- _WHAT THE TASK ASKS_: The range to reproduce runs from the line containing "Decode this image" through the last line of the listing below; give exactly those lines and no others.

RECORDS TO USE Block Start

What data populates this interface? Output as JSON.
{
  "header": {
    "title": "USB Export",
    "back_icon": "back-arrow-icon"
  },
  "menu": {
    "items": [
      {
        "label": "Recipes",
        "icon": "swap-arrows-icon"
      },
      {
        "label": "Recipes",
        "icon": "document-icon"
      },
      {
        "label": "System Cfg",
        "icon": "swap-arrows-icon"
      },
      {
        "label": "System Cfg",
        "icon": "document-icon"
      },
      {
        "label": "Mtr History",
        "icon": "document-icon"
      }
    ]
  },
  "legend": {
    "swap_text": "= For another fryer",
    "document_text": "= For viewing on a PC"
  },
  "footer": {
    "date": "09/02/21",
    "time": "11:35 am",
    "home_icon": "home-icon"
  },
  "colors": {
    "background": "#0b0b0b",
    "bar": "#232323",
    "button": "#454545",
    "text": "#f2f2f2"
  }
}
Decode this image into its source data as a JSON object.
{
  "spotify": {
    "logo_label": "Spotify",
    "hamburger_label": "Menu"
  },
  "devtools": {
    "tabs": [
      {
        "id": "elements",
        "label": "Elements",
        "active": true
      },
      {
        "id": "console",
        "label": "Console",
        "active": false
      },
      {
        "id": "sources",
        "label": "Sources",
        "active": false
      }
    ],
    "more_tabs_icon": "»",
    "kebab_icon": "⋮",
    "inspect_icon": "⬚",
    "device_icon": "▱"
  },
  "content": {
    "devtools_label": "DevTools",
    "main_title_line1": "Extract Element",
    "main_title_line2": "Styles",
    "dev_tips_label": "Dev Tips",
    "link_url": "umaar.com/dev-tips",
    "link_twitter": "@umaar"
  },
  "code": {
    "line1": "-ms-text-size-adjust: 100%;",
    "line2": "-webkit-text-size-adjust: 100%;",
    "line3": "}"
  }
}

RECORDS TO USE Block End

- _OUTPUT OF THE TASK_:
Decode this image into its source data as a JSON object.
{
  "spotify": {
    "logo_label": "Spotify",
    "hamburger_label": "Menu"
  },
  "devtools": {
    "tabs": [
      {
        "id": "elements",
        "label": "Elements",
        "active": true
      },
      {
        "id": "console",
        "label": "Console",
        "active": false
      },
      {
        "id": "sources",
        "label": "Sources",
        "active": false
      }
    ],
    "more_tabs_icon": "»",
    "kebab_icon": "⋮",
    "inspect_icon": "⬚",
    "device_icon": "▱"
  },
  "content": {
    "devtools_label": "DevTools",
    "main_title_line1": "Extract Element",
    "main_title_line2": "Styles",
    "dev_tips_label": "Dev Tips",
    "link_url": "umaar.com/dev-tips",
    "link_twitter": "@umaar"
  },
  "code": {
    "line1": "-ms-text-size-adjust: 100%;",
    "line2": "-webkit-text-size-adjust: 100%;",
    "line3": "}"
  }
}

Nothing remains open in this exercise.